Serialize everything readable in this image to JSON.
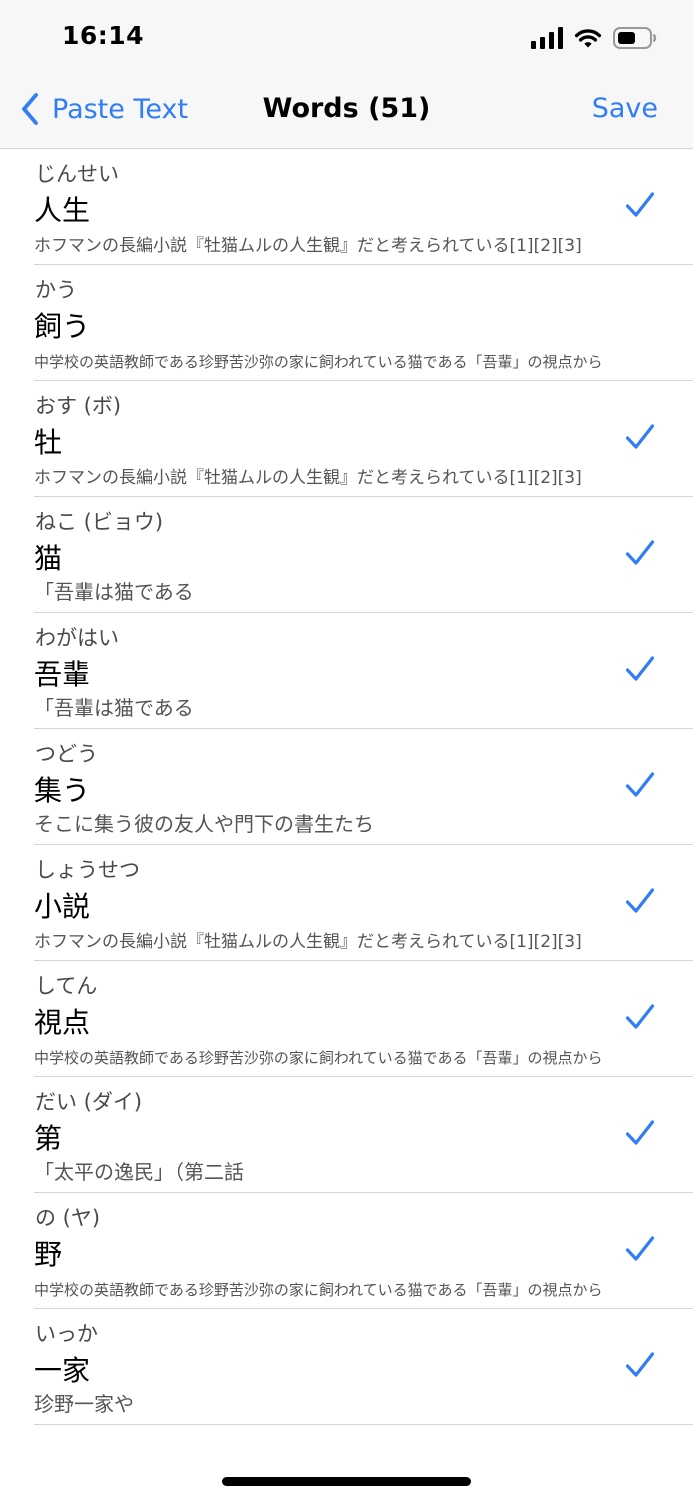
{
  "status_bar": {
    "time": "16:14",
    "icons": [
      "cellular-signal-icon",
      "wifi-icon",
      "battery-icon"
    ]
  },
  "nav": {
    "back_label": "Paste Text",
    "title": "Words (51)",
    "save_label": "Save"
  },
  "colors": {
    "accent": "#2f7ef6",
    "separator": "#d6d6d6"
  },
  "words": [
    {
      "reading": "じんせい",
      "word": "人生",
      "context": "ホフマンの長編小説『牡猫ムルの人生観』だと考えられている[1][2][3]",
      "checked": true
    },
    {
      "reading": "かう",
      "word": "飼う",
      "context": "中学校の英語教師である珍野苦沙弥の家に飼われている猫である「吾輩」の視点から",
      "checked": false
    },
    {
      "reading": "おす (ボ)",
      "word": "牡",
      "context": "ホフマンの長編小説『牡猫ムルの人生観』だと考えられている[1][2][3]",
      "checked": true
    },
    {
      "reading": "ねこ (ビョウ)",
      "word": "猫",
      "context": "「吾輩は猫である",
      "checked": true
    },
    {
      "reading": "わがはい",
      "word": "吾輩",
      "context": "「吾輩は猫である",
      "checked": true
    },
    {
      "reading": "つどう",
      "word": "集う",
      "context": "そこに集う彼の友人や門下の書生たち",
      "checked": true
    },
    {
      "reading": "しょうせつ",
      "word": "小説",
      "context": "ホフマンの長編小説『牡猫ムルの人生観』だと考えられている[1][2][3]",
      "checked": true
    },
    {
      "reading": "してん",
      "word": "視点",
      "context": "中学校の英語教師である珍野苦沙弥の家に飼われている猫である「吾輩」の視点から",
      "checked": true
    },
    {
      "reading": "だい (ダイ)",
      "word": "第",
      "context": "「太平の逸民」（第二話",
      "checked": true
    },
    {
      "reading": "の (ヤ)",
      "word": "野",
      "context": "中学校の英語教師である珍野苦沙弥の家に飼われている猫である「吾輩」の視点から",
      "checked": true
    },
    {
      "reading": "いっか",
      "word": "一家",
      "context": "珍野一家や",
      "checked": true
    }
  ]
}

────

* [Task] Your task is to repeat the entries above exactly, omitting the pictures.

* [Finished exercise]
Serialize everything readable in this image to JSON.
{
  "status_bar": {
    "time": "16:14",
    "icons": [
      "cellular-signal-icon",
      "wifi-icon",
      "battery-icon"
    ]
  },
  "nav": {
    "back_label": "Paste Text",
    "title": "Words (51)",
    "save_label": "Save"
  },
  "colors": {
    "accent": "#2f7ef6",
    "separator": "#d6d6d6"
  },
  "words": [
    {
      "reading": "じんせい",
      "word": "人生",
      "context": "ホフマンの長編小説『牡猫ムルの人生観』だと考えられている[1][2][3]",
      "checked": true
    },
    {
      "reading": "かう",
      "word": "飼う",
      "context": "中学校の英語教師である珍野苦沙弥の家に飼われている猫である「吾輩」の視点から",
      "checked": false
    },
    {
      "reading": "おす (ボ)",
      "word": "牡",
      "context": "ホフマンの長編小説『牡猫ムルの人生観』だと考えられている[1][2][3]",
      "checked": true
    },
    {
      "reading": "ねこ (ビョウ)",
      "word": "猫",
      "context": "「吾輩は猫である",
      "checked": true
    },
    {
      "reading": "わがはい",
      "word": "吾輩",
      "context": "「吾輩は猫である",
      "checked": true
    },
    {
      "reading": "つどう",
      "word": "集う",
      "context": "そこに集う彼の友人や門下の書生たち",
      "checked": true
    },
    {
      "reading": "しょうせつ",
      "word": "小説",
      "context": "ホフマンの長編小説『牡猫ムルの人生観』だと考えられている[1][2][3]",
      "checked": true
    },
    {
      "reading": "してん",
      "word": "視点",
      "context": "中学校の英語教師である珍野苦沙弥の家に飼われている猫である「吾輩」の視点から",
      "checked": true
    },
    {
      "reading": "だい (ダイ)",
      "word": "第",
      "context": "「太平の逸民」（第二話",
      "checked": true
    },
    {
      "reading": "の (ヤ)",
      "word": "野",
      "context": "中学校の英語教師である珍野苦沙弥の家に飼われている猫である「吾輩」の視点から",
      "checked": true
    },
    {
      "reading": "いっか",
      "word": "一家",
      "context": "珍野一家や",
      "checked": true
    }
  ]
}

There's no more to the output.